Data from Schroders shows that stock market corrections, where there is a 10% drop, are not as rare as you might think either. The US market has fallen by at least 10% in 28 of the last 50 calendar years. Yet even with these dips, the market has returned 11% a year over the last 50 years on average.
3. Trying to time the market could cost you money
As stocks rise and fall, it can be tempting to try and time the market.
Everyone wants to buy stocks at a low price and sell them when the value is high. But it’s incredibly difficult to consistently predict how the markets will change.
Even if you miss out on just a handful of the best performing days of the market, you could lose out. The below table shows the returns from an investment of £1,000 between 1986 and 2021 based on leaving your money invested and missing some of the best days.
If you had invested in the FTSE 250, missing just the 30 best days over these 35 years would cost you almost £33,000.

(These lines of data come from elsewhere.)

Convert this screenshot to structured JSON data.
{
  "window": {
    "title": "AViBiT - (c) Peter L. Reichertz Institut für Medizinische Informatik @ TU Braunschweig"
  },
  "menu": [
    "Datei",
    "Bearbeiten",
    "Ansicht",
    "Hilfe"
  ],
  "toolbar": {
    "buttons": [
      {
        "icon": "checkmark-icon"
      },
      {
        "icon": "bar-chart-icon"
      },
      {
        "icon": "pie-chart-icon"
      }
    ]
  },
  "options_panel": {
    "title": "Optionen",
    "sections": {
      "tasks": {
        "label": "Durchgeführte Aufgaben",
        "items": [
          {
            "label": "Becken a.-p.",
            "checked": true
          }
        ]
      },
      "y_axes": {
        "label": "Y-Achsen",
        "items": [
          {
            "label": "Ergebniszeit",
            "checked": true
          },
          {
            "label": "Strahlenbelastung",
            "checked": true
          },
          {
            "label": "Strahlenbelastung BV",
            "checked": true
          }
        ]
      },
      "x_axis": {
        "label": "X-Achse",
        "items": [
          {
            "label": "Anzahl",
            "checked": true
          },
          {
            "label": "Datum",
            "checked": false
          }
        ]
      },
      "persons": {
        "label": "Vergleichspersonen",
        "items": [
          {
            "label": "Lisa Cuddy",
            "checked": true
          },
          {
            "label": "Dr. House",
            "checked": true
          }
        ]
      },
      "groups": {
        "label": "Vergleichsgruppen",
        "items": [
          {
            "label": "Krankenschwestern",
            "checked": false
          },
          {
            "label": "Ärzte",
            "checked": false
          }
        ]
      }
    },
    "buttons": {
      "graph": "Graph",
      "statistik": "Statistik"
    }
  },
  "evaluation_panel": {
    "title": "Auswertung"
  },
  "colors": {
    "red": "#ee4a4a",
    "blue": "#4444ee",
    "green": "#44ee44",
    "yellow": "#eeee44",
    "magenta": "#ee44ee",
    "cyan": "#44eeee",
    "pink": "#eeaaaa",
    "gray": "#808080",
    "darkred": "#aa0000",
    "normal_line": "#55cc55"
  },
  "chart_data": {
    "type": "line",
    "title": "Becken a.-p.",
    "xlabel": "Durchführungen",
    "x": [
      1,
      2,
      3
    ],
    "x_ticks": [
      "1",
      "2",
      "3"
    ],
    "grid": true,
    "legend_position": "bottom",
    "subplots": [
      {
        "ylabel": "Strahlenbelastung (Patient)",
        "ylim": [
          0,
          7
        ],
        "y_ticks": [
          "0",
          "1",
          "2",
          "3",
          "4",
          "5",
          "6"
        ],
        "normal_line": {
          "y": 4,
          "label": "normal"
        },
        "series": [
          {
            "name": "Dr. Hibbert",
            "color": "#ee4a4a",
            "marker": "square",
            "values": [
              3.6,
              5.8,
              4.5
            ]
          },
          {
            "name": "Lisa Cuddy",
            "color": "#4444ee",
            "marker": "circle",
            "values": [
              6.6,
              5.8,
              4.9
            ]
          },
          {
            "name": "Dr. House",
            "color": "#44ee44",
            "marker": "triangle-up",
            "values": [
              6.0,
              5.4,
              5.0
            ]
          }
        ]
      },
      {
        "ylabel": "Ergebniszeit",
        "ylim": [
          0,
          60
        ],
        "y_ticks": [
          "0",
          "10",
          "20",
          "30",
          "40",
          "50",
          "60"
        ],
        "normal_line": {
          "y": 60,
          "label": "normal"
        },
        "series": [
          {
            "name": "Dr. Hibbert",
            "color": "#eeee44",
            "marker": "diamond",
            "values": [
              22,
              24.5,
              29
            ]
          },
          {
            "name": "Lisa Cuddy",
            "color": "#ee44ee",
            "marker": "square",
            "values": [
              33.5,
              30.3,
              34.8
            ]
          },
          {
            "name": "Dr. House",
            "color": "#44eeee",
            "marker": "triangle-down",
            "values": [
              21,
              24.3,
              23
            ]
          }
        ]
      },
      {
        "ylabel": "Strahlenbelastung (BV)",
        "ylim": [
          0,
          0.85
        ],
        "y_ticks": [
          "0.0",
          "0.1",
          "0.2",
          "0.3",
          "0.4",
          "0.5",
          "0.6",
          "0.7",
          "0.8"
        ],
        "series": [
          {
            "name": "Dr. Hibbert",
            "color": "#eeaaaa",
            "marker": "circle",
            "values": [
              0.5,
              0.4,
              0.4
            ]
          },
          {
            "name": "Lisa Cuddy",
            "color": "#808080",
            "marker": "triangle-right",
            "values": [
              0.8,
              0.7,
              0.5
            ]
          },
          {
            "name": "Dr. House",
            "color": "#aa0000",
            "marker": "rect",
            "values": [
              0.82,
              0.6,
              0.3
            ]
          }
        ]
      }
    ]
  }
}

The findings highlight why “it’s time in the market, not timing the market” is a common saying when investing. Staying the course and having faith in your long-term investment strategy makes sense for most investors.
Creating an investment strategy that’s right for you
The above graphs and table highlight why you shouldn’t panic when investment markets experience volatility.
That being said, it’s important to remember that investment performance cannot be guaranteed, and that past performance is not a reliable indicator of future performance.
Building an investment portfolio that reflects your goals and takes an appropriate amount of risk is crucial. If you’d like to talk about investing, whether you have concerns about market volatility or want to start a portfolio, please contact us.
Please note: This blog is for general information only and does not constitute advice. The information is aimed at retail clients only.
The value of your investment can go down as well as up and you may not get back the full amount you invested. Past performance is not a reliable indicator of future performance.